Milwaukee has come out with a new trim square, MLSQ040, which was first revealed at their recent NPS19 new tool media event.
It’s a 4-1/2″ square, which Milwaukee says is 35% more compact compared to standard 7″ rafter squares.
Milwaukee says this is the first mass-appeal compact square on the market and that its small size makes it an everyday carry layout solution.
The Milwaukee trim square fits into tight spaces, and easily stows away in pockets and tool pouches. It features high visibility laser-etched markings, and a dual measurement 1/4″ and 3/8″ heel that can be used to make quick marks. There precision notches at 1/8″ increments.
The aluminum square is made in the USA and is anodized red.
It can be used in most of the same ways as larger rafter squares, such as for laying down cut lines on wood materials.
You can use it with other materials as well, and its small size allows it to be used in spaces too narrow for 7″ and larger squares.
The Milwaukee trim square can also be used as a 90° reference, such as for checking or adjusting the alignment of miter saw blades.
The offset heel gives you convenient 1/4″ and 3/8″ marking widths or measurement gauges.
MSRP Price: $7
Preorder Street Pricing: $10
ETA: September 2019
If you’re interested in the new Milwaukee trim square, you might want to also read about their relatively new 7″ rafter square, which is also made in the USA.
That Milwaukee describes this as the first mass-appeal square indicates that they’re aware of the existence of Woodpeckers’ Delve square, which Ben talks about here. The Delve square is actually smaller, with a height of ~3-3/4″.
Milwaukee’s trim square and Woodpeckers’ Delve square have very different pricing, but it’s worth pointing out that the Milwaukee square is made from machined extruded aluminum, and the Woodpeckers Delve square is machined from “a single piece of tool plate-grade aluminum.” I mention this because I know some of you are going to be familiar with the Woodpeckers tool.
I usually use a combination square for a lot of the different tasks Milwaukee highlights their new trim square as being perfectly suited for.

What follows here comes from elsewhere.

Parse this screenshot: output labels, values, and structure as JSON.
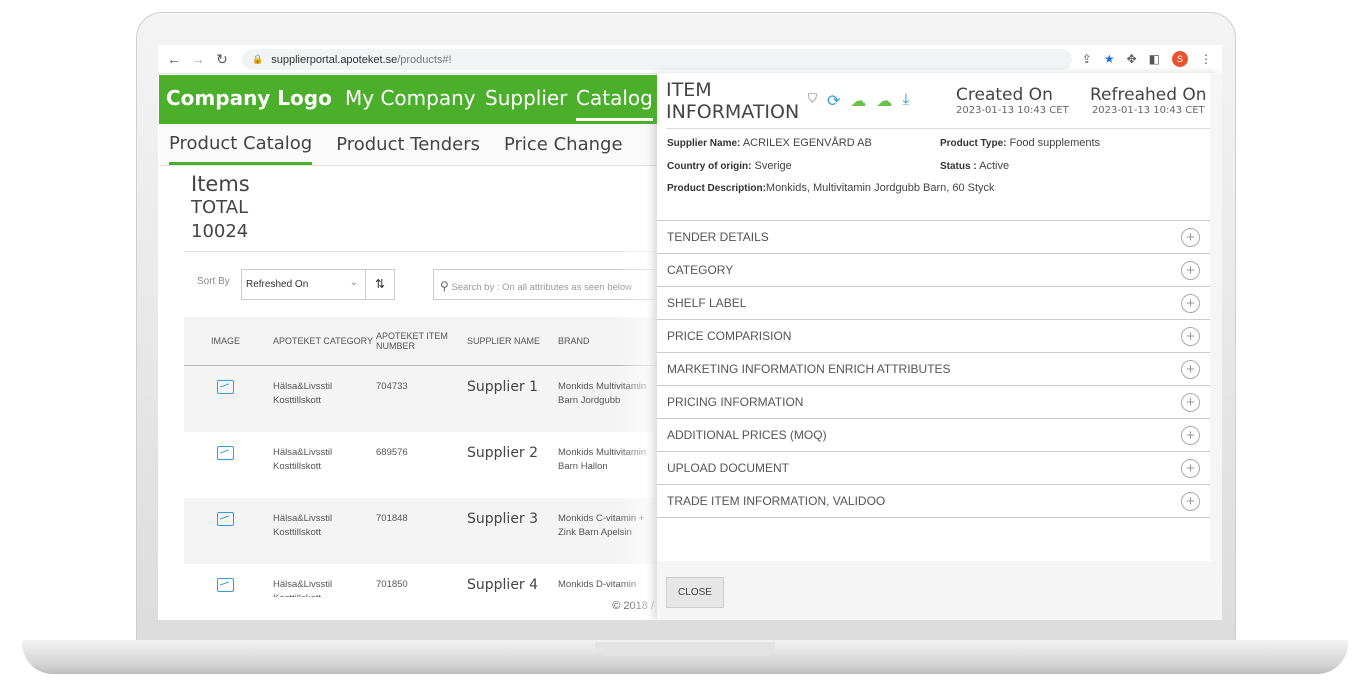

I do also have a Woodpeckers Delve square that I purchased at a woodworking show, and I use that on smaller stock. But, the Milwaukee trim square looks like it could be convenient, especially since it’s a one-piece tool.
With combination squares, even my smaller ones, I often have to take the rule out of the handle and use just the handle for tasks such as miter saw blade calibration. But, with the rule removed, its reference height is small and less than optimal.
Let’s also not forget that this tool is meant to be used on smaller boards that might be awkward for a 7″ rafter square.
Overall, I’m optimistic. This seems like a useful tool, at least if you can see yourself using it.
I recently received a sample of Milwaukee’s magnetic rafter square recently, and it’s quite nice, although some of its edges are about as sharp as the ones on Empire squares. If you picked up a 2-for-1 Empire square promo pack at Home Depot, you probably know what I mean. If the new trim square is similar, it’ll still be comfortable enough to slip into a back pocket (but please don’t sit down!) or tool pouch.
There’s a nagging question I can’t quite shake. If this is such a great idea, why hasn’t it been done before on the “mass appeal” level? Is it because this 4-1/2″ trim square is comparably priced – or pricier – than standard 7″ aluminum rafter squares? But, it does have notches, which increases its versatility and adds to what you get for the money, and also the offset dual-measurement heel.
$7 or $10 doesn’t seem like a lot for what you get. Press materials say the square will sell for $7, and the only retailer that has the square listed at the moment is showing a price of $10. I think that $7 is low enough for “sure, why not, I’ll try it” mentality. $10 might require a little more self-convincing, but still seems reasonable.
Is this something you might buy or use? Or will you continue to use your combination square, rafter square, or a different layout tool for the tasks the trim square was designed for?